[Work to complete] Each entry below must appear in the answer exactly as written.

[Provided data]
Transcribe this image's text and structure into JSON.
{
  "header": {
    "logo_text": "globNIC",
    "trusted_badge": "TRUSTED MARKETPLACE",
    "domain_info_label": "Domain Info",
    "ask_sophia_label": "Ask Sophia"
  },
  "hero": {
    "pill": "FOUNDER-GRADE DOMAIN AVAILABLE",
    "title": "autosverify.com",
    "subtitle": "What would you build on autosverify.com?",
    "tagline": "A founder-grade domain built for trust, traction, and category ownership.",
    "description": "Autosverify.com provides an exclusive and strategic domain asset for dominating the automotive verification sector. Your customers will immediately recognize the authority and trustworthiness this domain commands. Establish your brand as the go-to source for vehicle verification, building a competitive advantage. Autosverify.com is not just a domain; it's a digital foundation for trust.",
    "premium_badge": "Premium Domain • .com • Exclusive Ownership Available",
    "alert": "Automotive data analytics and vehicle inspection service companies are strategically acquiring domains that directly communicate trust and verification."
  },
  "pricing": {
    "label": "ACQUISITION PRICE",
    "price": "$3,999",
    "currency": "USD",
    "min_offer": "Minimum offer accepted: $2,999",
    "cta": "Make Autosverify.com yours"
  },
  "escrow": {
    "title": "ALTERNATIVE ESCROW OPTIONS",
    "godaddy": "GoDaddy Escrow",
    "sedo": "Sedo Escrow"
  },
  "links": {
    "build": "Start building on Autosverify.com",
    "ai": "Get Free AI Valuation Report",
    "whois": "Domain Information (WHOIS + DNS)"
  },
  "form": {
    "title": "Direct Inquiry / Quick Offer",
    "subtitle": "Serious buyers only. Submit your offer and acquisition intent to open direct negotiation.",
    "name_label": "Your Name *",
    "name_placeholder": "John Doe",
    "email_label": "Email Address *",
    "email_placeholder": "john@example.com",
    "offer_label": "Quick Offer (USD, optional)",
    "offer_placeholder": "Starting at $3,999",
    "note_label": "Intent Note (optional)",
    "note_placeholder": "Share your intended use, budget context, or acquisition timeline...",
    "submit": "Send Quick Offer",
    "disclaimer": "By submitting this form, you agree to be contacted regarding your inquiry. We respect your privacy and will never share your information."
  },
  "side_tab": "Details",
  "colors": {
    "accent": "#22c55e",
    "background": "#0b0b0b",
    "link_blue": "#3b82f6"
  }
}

[Result of this exercise]
Transcribe this image's text and structure into JSON.
{
  "header": {
    "logo_text": "globNIC",
    "trusted_badge": "TRUSTED MARKETPLACE",
    "domain_info_label": "Domain Info",
    "ask_sophia_label": "Ask Sophia"
  },
  "hero": {
    "pill": "FOUNDER-GRADE DOMAIN AVAILABLE",
    "title": "autosverify.com",
    "subtitle": "What would you build on autosverify.com?",
    "tagline": "A founder-grade domain built for trust, traction, and category ownership.",
    "description": "Autosverify.com provides an exclusive and strategic domain asset for dominating the automotive verification sector. Your customers will immediately recognize the authority and trustworthiness this domain commands. Establish your brand as the go-to source for vehicle verification, building a competitive advantage. Autosverify.com is not just a domain; it's a digital foundation for trust.",
    "premium_badge": "Premium Domain • .com • Exclusive Ownership Available",
    "alert": "Automotive data analytics and vehicle inspection service companies are strategically acquiring domains that directly communicate trust and verification."
  },
  "pricing": {
    "label": "ACQUISITION PRICE",
    "price": "$3,999",
    "currency": "USD",
    "min_offer": "Minimum offer accepted: $2,999",
    "cta": "Make Autosverify.com yours"
  },
  "escrow": {
    "title": "ALTERNATIVE ESCROW OPTIONS",
    "godaddy": "GoDaddy Escrow",
    "sedo": "Sedo Escrow"
  },
  "links": {
    "build": "Start building on Autosverify.com",
    "ai": "Get Free AI Valuation Report",
    "whois": "Domain Information (WHOIS + DNS)"
  },
  "form": {
    "title": "Direct Inquiry / Quick Offer",
    "subtitle": "Serious buyers only. Submit your offer and acquisition intent to open direct negotiation.",
    "name_label": "Your Name *",
    "name_placeholder": "John Doe",
    "email_label": "Email Address *",
    "email_placeholder": "john@example.com",
    "offer_label": "Quick Offer (USD, optional)",
    "offer_placeholder": "Starting at $3,999",
    "note_label": "Intent Note (optional)",
    "note_placeholder": "Share your intended use, budget context, or acquisition timeline...",
    "submit": "Send Quick Offer",
    "disclaimer": "By submitting this form, you agree to be contacted regarding your inquiry. We respect your privacy and will never share your information."
  },
  "side_tab": "Details",
  "colors": {
    "accent": "#22c55e",
    "background": "#0b0b0b",
    "link_blue": "#3b82f6"
  }
}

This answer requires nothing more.